- Opening Delimiter -
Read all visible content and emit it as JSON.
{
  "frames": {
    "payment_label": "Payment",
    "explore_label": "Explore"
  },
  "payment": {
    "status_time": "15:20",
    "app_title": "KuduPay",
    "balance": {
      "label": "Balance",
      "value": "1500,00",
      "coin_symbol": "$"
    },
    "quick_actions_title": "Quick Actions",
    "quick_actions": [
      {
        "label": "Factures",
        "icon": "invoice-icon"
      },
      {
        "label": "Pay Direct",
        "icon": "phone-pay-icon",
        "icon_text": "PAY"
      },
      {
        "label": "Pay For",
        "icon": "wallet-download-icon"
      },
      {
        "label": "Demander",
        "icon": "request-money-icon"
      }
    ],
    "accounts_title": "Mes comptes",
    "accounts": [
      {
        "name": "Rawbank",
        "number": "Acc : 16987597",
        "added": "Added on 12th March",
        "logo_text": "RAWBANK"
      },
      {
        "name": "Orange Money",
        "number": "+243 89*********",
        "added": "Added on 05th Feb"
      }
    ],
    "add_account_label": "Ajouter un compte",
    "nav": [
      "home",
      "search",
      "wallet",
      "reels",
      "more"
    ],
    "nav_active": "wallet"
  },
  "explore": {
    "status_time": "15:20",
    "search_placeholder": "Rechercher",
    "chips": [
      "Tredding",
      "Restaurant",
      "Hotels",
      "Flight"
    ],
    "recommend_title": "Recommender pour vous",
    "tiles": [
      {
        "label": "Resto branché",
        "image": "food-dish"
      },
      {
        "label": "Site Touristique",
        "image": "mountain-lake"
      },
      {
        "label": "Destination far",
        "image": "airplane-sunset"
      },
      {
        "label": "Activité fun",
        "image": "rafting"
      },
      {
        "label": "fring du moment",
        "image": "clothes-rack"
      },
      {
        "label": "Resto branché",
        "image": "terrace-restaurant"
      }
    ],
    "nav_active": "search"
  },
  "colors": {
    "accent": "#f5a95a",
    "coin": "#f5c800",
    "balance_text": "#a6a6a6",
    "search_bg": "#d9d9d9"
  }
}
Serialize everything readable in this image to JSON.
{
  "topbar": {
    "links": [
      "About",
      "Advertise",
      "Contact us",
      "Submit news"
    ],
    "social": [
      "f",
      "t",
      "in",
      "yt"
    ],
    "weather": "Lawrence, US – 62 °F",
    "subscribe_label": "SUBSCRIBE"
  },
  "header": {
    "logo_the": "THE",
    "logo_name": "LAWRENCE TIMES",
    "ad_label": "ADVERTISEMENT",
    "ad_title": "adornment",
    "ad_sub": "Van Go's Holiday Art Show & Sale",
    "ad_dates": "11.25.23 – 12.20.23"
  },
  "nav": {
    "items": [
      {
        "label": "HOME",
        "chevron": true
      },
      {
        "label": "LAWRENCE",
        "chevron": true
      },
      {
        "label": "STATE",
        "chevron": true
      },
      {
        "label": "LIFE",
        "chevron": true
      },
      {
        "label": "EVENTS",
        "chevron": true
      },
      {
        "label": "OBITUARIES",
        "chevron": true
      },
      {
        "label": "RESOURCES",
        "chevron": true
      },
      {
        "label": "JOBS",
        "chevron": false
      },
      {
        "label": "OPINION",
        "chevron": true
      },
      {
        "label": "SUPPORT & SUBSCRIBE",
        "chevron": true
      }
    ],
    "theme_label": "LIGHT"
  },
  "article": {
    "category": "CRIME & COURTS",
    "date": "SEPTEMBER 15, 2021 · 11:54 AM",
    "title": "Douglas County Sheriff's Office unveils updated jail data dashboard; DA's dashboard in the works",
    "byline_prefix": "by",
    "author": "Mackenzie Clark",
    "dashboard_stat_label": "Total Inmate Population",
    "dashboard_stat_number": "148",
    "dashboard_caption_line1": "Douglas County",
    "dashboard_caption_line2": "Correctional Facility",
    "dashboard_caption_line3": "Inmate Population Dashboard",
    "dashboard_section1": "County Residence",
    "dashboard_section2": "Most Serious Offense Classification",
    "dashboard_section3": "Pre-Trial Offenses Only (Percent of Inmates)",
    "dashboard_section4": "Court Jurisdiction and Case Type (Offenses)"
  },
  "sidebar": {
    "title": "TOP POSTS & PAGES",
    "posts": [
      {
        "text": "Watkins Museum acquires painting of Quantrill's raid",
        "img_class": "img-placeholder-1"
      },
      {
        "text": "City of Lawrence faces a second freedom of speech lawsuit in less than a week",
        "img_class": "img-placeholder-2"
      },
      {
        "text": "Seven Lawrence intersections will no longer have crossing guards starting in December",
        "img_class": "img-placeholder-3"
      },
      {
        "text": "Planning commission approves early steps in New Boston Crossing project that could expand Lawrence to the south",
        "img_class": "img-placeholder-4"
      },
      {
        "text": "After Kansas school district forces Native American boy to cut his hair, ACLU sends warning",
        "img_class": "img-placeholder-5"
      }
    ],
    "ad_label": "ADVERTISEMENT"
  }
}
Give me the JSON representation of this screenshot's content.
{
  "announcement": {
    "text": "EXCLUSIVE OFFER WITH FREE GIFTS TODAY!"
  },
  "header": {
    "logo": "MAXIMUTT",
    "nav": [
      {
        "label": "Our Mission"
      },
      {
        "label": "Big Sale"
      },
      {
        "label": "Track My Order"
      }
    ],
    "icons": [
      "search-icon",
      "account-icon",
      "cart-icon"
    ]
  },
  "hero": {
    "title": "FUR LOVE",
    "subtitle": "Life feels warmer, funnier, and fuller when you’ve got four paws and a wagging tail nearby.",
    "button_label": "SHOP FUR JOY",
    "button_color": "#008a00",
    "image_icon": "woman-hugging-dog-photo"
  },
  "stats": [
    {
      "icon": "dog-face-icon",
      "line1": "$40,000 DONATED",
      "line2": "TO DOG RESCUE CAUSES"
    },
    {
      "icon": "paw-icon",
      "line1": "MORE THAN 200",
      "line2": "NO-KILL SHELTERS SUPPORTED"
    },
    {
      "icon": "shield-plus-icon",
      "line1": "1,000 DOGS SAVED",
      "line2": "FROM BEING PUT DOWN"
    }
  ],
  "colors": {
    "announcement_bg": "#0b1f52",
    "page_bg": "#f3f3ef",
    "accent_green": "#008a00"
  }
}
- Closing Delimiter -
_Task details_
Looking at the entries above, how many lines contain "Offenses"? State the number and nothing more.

_Result of this exercise_
2